A recent episode of “Next” (the latest addition in the MTV dating show legacy established by “Dismissed” and “Room Raiders”) featured one guy proclaiming his tribal membership by wearing an “Everyone Loves a Jewish Boy” t-shirt. He gave his date cookies, told her it was his grandmother’s recipe, and then was promptly dissed and dismissed rather harshly: “I’m not into David Schwimmer meets Napoleon Dynamite…” Adding insult to injury, the show’s voiceover said, “For [guy’s name] it wasn’t hava nagila, but hasta la vista…”

As the author of “Boy Vey! The Shiksa’s Guide to Dating Jewish Men,” Kristina Grish has spent a good deal of time singing the praises of Jewish men, and she tells me that she thinks it may be a lack of classical machismo that ails the male members of the tribe. “I’ve always found Jewish men to be warm, articulate, generous, and doting,” she says, musing that “perhaps these are the qualities [Nakamura’s character in ‘Help Me Help You’] considers to be ‘nonthreatening’ because they can be considered ‘soft.’ But I also think they’re smart, entrepeneurial, passionate, and funny as hell… none of which screams ‘wuss.'”

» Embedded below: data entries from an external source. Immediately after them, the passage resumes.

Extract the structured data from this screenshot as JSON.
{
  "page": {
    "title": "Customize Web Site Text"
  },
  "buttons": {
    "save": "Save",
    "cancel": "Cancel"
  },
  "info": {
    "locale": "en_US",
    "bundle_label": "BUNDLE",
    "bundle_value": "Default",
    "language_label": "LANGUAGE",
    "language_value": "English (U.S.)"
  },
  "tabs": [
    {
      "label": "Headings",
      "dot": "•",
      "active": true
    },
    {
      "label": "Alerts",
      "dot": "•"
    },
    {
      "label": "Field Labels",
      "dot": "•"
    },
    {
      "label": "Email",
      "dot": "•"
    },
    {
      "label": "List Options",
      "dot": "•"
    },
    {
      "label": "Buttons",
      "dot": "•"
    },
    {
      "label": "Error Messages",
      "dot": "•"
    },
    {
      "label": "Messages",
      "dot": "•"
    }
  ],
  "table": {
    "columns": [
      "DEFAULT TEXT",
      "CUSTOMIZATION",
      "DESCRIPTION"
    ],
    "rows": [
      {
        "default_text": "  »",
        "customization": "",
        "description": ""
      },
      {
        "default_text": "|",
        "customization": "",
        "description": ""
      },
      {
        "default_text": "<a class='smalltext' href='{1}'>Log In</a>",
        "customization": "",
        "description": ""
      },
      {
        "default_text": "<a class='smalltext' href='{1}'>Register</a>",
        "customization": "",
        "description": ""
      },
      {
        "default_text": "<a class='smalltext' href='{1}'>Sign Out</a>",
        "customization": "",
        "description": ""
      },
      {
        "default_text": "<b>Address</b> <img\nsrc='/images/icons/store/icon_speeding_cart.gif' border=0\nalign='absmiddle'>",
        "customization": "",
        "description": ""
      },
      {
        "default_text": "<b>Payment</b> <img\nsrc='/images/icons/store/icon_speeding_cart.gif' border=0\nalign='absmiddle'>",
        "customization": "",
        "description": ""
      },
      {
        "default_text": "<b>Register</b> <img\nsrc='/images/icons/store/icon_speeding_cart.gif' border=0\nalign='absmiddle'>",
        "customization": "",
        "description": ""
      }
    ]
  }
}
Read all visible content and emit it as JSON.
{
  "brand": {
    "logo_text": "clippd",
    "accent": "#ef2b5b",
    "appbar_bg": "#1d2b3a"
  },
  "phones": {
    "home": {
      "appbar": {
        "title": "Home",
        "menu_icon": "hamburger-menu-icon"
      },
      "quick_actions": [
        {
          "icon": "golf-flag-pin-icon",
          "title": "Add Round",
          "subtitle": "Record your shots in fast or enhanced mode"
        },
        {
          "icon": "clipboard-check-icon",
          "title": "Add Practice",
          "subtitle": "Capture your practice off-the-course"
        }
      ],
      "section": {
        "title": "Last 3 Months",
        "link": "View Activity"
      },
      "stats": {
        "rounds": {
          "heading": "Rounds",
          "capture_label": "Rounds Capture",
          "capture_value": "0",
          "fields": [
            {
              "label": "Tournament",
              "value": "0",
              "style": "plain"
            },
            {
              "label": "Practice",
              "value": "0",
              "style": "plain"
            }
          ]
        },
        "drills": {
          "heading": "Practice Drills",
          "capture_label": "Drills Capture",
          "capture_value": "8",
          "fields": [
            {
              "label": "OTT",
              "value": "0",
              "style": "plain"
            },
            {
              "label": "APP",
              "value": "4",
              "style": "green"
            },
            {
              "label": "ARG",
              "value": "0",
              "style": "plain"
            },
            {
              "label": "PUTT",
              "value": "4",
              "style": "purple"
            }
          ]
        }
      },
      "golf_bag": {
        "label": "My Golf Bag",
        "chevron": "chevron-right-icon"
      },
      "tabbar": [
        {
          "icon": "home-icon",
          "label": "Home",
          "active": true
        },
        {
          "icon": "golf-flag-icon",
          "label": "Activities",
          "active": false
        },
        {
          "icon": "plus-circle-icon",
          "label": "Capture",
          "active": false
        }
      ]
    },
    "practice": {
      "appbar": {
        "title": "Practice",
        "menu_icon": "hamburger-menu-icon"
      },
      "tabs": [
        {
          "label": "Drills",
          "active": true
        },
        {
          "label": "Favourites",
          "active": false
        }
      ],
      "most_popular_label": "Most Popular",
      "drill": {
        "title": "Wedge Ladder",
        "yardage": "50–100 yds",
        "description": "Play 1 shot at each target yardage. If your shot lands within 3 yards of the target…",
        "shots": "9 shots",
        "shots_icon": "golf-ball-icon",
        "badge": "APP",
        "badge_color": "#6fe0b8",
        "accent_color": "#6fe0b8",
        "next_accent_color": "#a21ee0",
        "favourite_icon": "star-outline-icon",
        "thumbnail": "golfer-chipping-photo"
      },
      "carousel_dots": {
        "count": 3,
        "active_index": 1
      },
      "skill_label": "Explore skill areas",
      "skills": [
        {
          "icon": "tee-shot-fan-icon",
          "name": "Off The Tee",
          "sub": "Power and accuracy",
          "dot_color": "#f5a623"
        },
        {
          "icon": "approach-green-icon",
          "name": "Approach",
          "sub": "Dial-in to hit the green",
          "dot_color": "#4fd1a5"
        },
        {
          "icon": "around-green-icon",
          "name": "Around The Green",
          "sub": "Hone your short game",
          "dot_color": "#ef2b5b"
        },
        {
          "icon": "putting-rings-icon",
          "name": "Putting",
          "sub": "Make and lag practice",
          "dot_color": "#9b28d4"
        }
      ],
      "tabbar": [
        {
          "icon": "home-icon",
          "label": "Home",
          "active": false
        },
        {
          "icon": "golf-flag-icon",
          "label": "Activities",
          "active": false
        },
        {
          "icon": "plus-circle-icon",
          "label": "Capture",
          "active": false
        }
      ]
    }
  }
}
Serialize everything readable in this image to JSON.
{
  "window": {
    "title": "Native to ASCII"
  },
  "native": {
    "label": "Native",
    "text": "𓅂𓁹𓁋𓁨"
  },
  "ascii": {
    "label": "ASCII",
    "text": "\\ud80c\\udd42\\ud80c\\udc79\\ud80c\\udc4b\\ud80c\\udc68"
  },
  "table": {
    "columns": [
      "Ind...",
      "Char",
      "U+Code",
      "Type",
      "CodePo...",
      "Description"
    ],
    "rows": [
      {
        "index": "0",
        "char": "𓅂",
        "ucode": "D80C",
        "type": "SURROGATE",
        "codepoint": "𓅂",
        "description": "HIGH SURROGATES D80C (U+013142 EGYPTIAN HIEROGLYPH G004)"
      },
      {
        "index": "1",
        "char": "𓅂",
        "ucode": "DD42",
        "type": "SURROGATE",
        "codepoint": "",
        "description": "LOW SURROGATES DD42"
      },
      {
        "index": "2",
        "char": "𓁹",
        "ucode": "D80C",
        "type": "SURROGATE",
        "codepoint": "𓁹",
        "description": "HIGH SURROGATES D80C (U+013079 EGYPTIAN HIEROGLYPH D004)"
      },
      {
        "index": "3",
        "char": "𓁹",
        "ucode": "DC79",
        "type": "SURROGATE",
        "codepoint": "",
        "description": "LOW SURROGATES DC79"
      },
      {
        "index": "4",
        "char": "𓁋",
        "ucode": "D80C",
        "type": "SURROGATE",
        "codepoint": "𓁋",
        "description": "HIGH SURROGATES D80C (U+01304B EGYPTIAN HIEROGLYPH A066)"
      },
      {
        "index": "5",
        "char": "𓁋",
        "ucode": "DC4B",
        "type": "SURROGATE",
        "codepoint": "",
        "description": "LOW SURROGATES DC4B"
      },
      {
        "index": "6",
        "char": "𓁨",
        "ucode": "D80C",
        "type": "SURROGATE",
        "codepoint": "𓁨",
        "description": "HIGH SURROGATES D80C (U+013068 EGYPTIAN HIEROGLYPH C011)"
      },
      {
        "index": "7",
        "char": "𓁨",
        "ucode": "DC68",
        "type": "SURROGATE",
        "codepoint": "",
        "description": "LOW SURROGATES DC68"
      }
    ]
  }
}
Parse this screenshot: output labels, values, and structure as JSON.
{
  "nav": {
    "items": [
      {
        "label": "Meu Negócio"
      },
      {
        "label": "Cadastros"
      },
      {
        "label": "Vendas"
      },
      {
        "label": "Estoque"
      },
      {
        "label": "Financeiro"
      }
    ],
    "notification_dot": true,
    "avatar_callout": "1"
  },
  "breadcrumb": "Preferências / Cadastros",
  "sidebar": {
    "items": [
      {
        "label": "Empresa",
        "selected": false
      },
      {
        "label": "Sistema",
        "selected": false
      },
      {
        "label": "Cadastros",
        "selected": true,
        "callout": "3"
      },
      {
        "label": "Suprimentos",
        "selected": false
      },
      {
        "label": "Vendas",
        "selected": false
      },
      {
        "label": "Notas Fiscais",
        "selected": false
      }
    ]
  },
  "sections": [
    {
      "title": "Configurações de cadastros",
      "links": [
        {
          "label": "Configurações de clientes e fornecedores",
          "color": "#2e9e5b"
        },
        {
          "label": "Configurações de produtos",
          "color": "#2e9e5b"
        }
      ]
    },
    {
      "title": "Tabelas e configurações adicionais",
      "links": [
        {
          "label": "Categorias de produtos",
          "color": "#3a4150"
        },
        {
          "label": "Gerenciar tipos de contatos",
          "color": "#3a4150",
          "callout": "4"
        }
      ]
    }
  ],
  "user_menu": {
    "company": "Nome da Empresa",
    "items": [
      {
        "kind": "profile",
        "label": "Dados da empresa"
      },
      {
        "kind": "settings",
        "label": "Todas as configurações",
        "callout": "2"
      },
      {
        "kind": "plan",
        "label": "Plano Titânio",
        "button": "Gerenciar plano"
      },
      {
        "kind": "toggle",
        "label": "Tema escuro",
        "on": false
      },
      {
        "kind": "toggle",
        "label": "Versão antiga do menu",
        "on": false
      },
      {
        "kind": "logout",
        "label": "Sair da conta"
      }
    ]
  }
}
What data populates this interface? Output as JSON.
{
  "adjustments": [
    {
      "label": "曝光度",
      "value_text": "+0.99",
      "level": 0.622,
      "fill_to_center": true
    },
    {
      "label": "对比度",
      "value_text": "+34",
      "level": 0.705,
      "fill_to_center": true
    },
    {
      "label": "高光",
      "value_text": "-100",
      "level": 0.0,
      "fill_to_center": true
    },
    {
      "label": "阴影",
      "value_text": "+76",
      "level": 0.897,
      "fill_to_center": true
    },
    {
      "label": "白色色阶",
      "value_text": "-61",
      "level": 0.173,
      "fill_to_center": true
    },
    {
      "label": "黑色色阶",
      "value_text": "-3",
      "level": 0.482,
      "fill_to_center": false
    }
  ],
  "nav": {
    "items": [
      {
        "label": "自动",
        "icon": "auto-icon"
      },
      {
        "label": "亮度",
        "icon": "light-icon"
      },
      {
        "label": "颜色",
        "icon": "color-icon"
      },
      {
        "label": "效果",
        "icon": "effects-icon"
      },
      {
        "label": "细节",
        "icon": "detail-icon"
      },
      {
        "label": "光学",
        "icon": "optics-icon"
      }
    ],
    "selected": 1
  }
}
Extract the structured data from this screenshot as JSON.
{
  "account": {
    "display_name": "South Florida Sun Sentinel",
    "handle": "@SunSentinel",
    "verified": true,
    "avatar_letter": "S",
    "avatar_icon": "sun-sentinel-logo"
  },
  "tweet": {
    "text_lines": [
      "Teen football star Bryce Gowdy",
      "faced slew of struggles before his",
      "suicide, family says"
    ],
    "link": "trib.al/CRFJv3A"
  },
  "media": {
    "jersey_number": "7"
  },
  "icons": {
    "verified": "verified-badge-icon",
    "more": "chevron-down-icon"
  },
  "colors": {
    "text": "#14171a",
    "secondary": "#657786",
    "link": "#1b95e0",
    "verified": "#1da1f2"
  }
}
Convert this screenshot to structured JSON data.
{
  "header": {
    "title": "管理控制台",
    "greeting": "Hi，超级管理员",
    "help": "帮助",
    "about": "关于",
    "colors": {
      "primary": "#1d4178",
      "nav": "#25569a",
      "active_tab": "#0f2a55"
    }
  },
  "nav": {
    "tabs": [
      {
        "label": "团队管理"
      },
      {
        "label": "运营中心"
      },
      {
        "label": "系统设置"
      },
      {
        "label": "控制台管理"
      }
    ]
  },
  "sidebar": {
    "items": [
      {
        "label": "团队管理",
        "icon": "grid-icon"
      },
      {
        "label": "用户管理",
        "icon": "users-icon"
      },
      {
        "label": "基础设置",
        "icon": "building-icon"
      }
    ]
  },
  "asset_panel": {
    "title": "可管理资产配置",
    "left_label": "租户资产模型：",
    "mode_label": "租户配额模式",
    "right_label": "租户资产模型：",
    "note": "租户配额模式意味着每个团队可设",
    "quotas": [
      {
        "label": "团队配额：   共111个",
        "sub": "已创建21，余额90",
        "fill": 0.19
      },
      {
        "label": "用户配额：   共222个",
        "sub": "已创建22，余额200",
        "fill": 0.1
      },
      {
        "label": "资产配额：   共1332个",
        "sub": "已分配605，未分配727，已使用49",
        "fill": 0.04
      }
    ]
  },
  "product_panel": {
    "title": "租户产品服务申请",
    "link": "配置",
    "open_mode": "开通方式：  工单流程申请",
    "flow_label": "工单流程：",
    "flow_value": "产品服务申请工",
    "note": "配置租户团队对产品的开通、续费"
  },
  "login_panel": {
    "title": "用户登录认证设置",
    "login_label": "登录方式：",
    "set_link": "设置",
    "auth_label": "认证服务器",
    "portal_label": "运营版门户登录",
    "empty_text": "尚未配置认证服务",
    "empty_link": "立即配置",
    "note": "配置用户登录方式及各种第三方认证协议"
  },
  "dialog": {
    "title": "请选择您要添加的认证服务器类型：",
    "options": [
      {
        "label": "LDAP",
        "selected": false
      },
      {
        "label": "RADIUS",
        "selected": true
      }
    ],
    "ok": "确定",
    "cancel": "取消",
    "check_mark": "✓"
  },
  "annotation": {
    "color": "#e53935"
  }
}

Take Ross Geller from “Friends” as an example, Grish says: “He tiptoed around his feelings for Rachel season after season, and that lack of chutzpah made him unattractive. Give his personality some oomph, and suddenly those doe-eyes would seem dreamy instead of drippy.” She cites other examples–Piven, Jon Stewart, Jake Gyllenhaal, Ben Younger–“all Jews, all hot.” I’ll add Zach Braff, because I have to, and Oded Fehr, because how could you not?

Grish further noted that the women who responded to her book–whether or not they were Jewish–“couldn’t STOP praising Jewish men – and there was no mention of nerdy or unattractive implications. So many Jewish men boast Mediterranean good looks–complete with big eyes, curly hair, dark features and endearing freckles. What’s not to love?”

Despite what TV seems to tell us, and even if the stereotype seems to be indicating nerdlike or neurotic tendencies, Jewish boys are still coming out ahead–with an overall assumption that they are smart, funny, and nice. And Grish, whose new book is “Addickted: 12 Steps to Kicking Your Bad Boy Habit,” oughta know a nice boy from a naughty one.

Watch the YouTube video that helped fuel the ongoing controversy over the documentary “Jesus Camp“: